Take the 2-minute tour ×
Stack Overflow is a question and answer site for professional and enthusiast programmers. It's 100% free, no registration required.

So, the problem is: I'm writing a "chat simulator" for my university project. Not getting into too much detail, the client can be run multiple times, and all the instances use the same segment of shared memory guarded by a semaphore (among other things).

The clients enter and exit the system at unknown times. When the first client enters the system, it should create a semaphore, use the shared memory and release. If any other client enters the system, however, it has to wait on the semaphore before acquiring a shared memory access.

Now, I feel like I'm missing something obvious - how do I initialize the semaphore? If I use semget(42, 1, IPC_CREAT), the resulting semaphore will most likely be 0 - but I can't raise it to initialize it, since the 0 might mean that there's a process already in the critical section. In other words, I have no idea whether I've just created the semaphore with default value 0, or if there's a process waiting on the semaphore.

In pseudocode:

if(semaphore_not_exists(42))
{
    create_sem;
    raise_sem;
}
else
{
    get_sem_handle;
}
wait_on_sem;
critical_section;
release_sem;

So, how do I make sure that the semaphore has not yet been created by another process, so that it's safe to initialize it? If I use IPC_EXCL, the request will fail, but I don't know what I should do next.

share|improve this question
1  
i think all the users of the semaphore need to obtain it already initialized. Otherwise the initialization of the semaphore itself is subject to race conditions. –  UmNyobe Feb 20 '13 at 16:09
    
Are you required to use SysV semaphores for some reason? –  Zack Feb 20 '13 at 16:23
    
That's what I was taught during the course, but I guess there won't be a problem with alternative approach. Why, are they outdated or something? –  Maciej Stachowski Feb 20 '13 at 16:25
    
POSIX semaphores and shared memory are the more modern and somewhat better-designed API. However, it's not clear to me whether they have the same problem. –  Zack Feb 20 '13 at 16:29

2 Answers 2

You can do something like the following:

  1. Call semget(key, nsems, IPC_CREAT | IPC_EXCL). If this succeeds you have now created a new semaphore set, which you should then set via semctl()
  2. If previous semget() failed, call semget() again, without the IPC_EXCL flag.

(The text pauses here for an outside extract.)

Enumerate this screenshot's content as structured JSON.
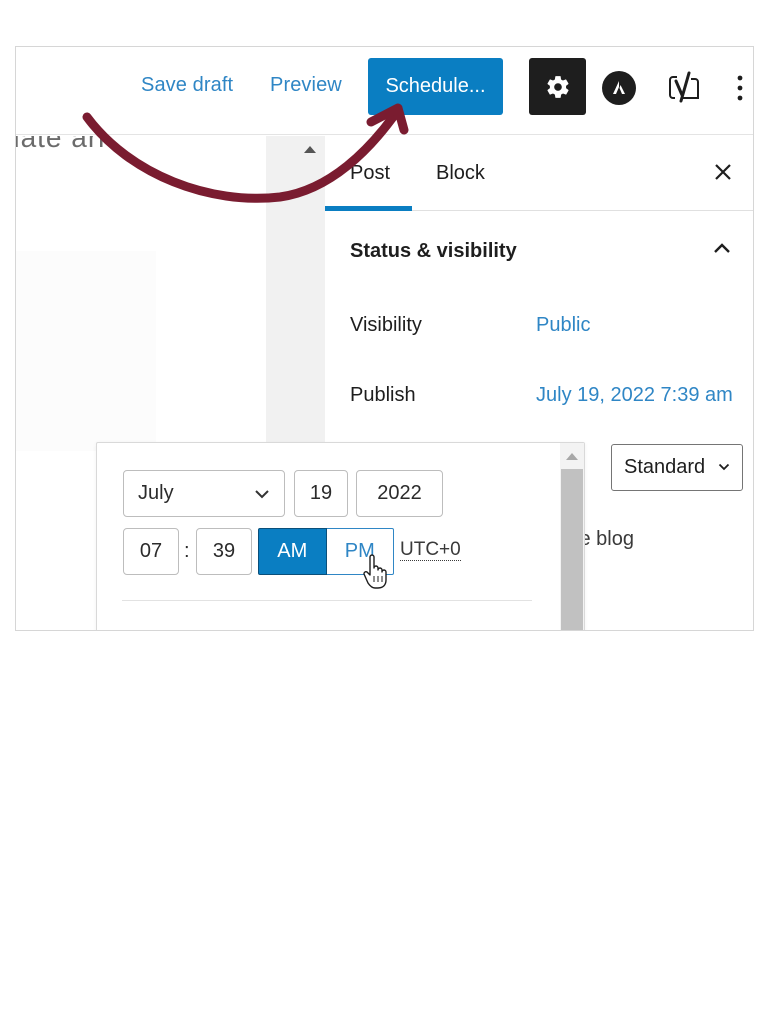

I'd also recommend using a lockfile (via flock() or similar) to ensure that the semaphore set isn't used until it is initialized.

share|improve this answer

i think all the users of the semaphore need to obtain it already initialized. Otherwise the initialization of the semaphore itself is subject to race conditions. you can have a daemon which initialize the semaphore at system bootstrap and take care of

create_sem;
raise_sem;

while clients just execute

get_sem_handle;
share|improve this answer
    
So, the only option is to have an entirely separate process that would initialize the semaphores? And I'd have to run it each time before starting a client (because I can't really tinker with init scripts on uni computers)? Hm, wish there was something more elegant... –  Maciej Stachowski Feb 20 '13 at 16:21

Your Answer

 
discard

By posting your answer, you agree to the privacy policy and terms of service.

Not the answer you're looking for? Browse other questions tagged or ask your own question.